KAREN RUTTER reviews
There is something utterly magical about ice dance. Magical, and also mystifying. While on the one hand it entrances with an ethereal beauty, on the other it impresses with a muscular physicality. The performers present with the greatest of ease, yet one is aware of the high standard of technical mastery in their every move. Moreover, they’re constantly smiling – even when skating at speeds of up to 35km on a small, enclosed ice floor.
The Moscow-based Imperial Ice Stars have been wowing South African audiences with this blend of thrills since 2004. They started with Sleeping Beauty, then Swan Lake, and even premiered The Nutcracker here. This version of Cinderella on Ice is an update on the 2008 original, which toured over 22 countries worldwide and features a unique take on the timeless fairytale. It is ice dance – and The Imperial Ice Stars – at the top of the game, and it had audiences gasping, clapping and rising to a well-deserved standing ovation by the end of it.
In this interpretation, set in a town in Siberia, Cinderella is training to be a ballerina. She misses her mother, who passed away when she was a child. Her father, a watchmaker, loves her dearly but her stepmother and her two daughters are not as kindly disposed. During a ballet class, Cinderella and her step-sisters are surprised by a visit from the handsome Lord Mayor’s son. He is smitten by Cinderella’s dancing, and it is clear the two have a spark. Later, he plans a big party – and Cinderella is told, by a sympathetic Gypsy Fortune Teller, that her dream of attending the party will come true.
Act Two begins with a fabulous ballroom party, where Cinderella, in disguise, entrances the Lord Mayor’s son. But she forgets her curfew – as exemplified by the scary 13 O’ Clock figure – and has to rush off, leaving an ice skate behind. The Mayor’s son searches for the owner of the skate, eventually locates Cinderella, and true love triumphs.
Cinderella gets lots more scope
While sticking to the basics of the classic story, this version allows Cinderella much more scope, and plays down some of the less savoury stereotypes. The Mayor’s son falls in love with her because of her dancing skills (not just because she is pretty), and she plays an active role in achieving her own success.
It’s a wonderful staging, with Tony Mercer’s choreography pushing the ice dancers to their limits in a series of exciting, vibrant and often awe-inspiring scenes. The ensemble pieces, where there are sometimes 12 or more performers on the (smallish) Artscape stage, are a blur of perfectly synchronised movement where you almost need to see the show twice (or more) to catch all the action. The duets and smaller showcases allow for individual expressions and characterisations to stand out, amidst bursts of virtuosic solos. The original score, composed by Tim A Duncan and Edward James Barnwell, is remarkably expressive and suitably dramatic, the costumes are just fabulous, and the set is striking.
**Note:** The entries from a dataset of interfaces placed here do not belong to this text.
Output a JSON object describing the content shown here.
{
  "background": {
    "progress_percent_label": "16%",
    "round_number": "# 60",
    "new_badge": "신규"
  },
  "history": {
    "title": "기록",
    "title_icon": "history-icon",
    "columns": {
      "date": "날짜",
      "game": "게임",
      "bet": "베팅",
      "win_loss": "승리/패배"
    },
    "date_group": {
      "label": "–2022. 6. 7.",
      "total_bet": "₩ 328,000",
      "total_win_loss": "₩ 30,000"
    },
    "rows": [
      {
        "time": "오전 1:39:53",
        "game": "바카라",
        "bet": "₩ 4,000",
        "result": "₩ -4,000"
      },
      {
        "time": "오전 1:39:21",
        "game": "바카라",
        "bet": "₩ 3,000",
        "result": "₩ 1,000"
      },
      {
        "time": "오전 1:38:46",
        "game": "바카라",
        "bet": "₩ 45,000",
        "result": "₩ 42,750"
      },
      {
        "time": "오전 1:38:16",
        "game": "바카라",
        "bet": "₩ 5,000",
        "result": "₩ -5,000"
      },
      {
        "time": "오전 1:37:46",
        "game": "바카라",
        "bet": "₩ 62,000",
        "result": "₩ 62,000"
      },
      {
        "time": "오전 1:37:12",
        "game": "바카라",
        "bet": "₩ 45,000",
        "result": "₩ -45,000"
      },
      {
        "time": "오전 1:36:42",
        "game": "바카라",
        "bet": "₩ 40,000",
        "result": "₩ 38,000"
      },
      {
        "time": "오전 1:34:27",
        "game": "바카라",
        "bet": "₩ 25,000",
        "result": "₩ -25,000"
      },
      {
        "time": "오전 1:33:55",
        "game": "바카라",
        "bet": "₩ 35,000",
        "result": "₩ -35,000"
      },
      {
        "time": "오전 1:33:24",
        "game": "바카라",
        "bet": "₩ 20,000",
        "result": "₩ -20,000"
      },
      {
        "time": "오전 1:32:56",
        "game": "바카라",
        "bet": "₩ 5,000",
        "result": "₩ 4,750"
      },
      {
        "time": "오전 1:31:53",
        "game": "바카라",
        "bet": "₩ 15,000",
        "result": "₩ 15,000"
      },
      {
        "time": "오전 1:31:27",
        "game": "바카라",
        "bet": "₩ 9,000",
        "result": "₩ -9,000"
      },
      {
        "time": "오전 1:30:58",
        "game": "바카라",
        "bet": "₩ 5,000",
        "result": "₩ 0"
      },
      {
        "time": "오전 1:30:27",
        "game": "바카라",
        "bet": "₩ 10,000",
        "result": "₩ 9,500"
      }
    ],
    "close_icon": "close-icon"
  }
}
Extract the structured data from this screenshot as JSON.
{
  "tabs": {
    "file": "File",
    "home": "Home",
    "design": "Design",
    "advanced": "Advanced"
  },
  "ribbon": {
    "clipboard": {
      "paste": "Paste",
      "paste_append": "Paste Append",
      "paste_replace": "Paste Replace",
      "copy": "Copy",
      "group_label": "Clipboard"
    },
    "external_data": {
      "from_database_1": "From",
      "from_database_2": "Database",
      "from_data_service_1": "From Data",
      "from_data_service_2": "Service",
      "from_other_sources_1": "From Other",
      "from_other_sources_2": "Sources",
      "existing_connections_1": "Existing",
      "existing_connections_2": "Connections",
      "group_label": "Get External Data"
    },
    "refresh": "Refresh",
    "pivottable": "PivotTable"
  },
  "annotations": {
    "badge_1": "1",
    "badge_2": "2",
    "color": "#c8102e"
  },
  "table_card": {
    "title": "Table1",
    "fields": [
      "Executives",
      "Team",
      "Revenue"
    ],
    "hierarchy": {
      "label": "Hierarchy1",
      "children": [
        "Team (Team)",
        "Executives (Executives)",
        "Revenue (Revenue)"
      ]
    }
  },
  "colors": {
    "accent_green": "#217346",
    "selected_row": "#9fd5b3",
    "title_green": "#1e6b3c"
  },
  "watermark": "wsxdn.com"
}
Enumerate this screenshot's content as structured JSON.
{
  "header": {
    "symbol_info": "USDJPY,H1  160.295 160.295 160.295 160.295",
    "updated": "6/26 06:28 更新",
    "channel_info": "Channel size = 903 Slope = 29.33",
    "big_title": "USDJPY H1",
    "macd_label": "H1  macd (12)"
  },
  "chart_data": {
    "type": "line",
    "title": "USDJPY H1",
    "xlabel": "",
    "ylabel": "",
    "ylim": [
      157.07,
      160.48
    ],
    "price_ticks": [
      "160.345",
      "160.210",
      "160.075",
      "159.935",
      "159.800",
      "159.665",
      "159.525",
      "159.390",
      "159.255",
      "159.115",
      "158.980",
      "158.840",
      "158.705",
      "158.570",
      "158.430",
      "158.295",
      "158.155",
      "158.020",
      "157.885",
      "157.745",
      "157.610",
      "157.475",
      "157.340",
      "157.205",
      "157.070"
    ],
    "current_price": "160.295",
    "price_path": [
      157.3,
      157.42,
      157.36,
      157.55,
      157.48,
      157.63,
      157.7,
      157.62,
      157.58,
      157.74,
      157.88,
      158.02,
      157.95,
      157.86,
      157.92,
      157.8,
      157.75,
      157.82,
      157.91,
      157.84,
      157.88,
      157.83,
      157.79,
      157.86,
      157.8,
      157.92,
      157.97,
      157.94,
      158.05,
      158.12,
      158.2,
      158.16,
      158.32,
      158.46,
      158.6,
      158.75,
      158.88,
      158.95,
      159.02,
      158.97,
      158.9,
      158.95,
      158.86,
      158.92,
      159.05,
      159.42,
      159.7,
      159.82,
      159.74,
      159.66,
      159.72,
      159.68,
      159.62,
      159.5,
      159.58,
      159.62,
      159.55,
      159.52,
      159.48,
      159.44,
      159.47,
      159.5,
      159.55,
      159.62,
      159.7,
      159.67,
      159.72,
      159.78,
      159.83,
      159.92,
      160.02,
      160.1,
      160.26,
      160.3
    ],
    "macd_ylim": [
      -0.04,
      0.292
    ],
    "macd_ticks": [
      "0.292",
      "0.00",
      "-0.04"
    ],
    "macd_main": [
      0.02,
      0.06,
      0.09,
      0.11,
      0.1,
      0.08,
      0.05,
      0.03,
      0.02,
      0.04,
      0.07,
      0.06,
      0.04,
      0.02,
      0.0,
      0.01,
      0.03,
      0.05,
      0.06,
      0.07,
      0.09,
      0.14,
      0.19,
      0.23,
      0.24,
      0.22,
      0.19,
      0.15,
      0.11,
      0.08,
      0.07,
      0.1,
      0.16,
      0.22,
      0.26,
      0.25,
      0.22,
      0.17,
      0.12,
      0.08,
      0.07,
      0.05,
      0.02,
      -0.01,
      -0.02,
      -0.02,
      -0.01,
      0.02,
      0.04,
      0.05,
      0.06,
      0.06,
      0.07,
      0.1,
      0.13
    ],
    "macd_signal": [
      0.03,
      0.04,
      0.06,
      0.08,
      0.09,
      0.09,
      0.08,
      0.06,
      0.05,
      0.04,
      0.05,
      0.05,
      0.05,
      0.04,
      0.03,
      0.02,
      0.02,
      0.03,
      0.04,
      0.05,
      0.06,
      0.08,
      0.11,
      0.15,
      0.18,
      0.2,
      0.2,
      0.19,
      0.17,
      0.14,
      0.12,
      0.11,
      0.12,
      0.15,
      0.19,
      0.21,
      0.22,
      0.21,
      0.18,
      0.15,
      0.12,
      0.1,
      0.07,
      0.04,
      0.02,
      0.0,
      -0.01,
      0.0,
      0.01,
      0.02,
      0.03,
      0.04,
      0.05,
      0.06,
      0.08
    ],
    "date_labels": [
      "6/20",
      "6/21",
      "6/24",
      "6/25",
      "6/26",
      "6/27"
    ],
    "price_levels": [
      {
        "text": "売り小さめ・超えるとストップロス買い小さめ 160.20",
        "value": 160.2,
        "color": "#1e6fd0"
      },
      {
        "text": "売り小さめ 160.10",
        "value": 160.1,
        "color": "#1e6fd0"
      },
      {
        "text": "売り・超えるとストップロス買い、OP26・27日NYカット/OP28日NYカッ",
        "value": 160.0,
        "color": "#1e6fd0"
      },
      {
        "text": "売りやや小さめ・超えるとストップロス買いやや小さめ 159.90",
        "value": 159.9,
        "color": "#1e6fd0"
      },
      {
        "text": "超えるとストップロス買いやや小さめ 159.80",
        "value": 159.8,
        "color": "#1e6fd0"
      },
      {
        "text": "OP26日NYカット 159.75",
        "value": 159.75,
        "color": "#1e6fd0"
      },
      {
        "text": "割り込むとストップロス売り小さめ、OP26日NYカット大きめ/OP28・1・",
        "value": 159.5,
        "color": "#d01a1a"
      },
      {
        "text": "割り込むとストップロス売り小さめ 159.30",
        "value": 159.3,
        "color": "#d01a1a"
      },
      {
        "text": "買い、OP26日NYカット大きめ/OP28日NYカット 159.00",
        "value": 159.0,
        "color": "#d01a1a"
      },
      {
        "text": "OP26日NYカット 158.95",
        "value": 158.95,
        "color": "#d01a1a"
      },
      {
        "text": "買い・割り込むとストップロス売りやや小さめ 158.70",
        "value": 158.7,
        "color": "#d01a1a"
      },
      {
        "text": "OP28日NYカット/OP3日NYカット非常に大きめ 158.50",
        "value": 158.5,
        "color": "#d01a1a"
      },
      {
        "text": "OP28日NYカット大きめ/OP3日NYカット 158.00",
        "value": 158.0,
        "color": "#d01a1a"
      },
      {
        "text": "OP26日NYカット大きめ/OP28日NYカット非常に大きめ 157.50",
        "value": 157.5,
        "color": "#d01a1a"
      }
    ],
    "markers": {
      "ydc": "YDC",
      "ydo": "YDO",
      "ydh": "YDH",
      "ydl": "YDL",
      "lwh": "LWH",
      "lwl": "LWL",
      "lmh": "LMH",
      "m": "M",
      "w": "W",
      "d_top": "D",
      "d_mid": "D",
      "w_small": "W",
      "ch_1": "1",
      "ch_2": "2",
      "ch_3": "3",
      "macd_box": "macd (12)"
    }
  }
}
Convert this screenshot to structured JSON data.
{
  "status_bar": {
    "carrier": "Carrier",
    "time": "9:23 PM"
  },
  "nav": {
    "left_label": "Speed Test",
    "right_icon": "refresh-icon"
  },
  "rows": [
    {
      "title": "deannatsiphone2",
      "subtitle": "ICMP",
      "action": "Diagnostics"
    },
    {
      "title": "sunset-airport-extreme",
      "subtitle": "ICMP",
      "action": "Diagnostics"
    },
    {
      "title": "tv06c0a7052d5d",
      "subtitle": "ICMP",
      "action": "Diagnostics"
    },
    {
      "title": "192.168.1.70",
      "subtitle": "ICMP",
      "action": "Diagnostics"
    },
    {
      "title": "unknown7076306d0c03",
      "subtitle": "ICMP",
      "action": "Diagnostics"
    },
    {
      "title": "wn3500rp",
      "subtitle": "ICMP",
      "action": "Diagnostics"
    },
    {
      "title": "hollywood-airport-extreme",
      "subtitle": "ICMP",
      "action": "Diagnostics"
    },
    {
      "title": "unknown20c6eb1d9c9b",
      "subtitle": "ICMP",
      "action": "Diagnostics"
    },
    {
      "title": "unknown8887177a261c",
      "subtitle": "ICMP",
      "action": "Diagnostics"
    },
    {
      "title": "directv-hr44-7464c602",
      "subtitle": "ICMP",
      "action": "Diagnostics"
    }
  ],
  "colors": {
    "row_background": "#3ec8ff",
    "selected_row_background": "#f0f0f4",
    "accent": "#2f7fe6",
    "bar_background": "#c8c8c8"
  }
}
All the ice dancers are an absolute dream to watch, with some standouts even amongst this high-level company: Olga Sharutenko (Cinderella) and Bogdan Berezenko (Lord Mayor’s son) are a dream pair; Sergei Lisev cuts a consistently impressive figure as Cinderella’s Dad; Maria Mukhortova is a pocket rocket as the nasty step-Mum; and Stanislav Pertsov and Dmitrii Ivanov are incredible sparkplugs of energy. This production of Cinderella on Ice is a real joy to watch, and clocking in at under two hours with an interval, is totally family-friendly. Not to mention bloody amazing. It’s a kind of magic, indeed.
What: Cinderella on Ice
Where and when: Artscape from until 28 January 2018
Book: Computicket or 021 438 3300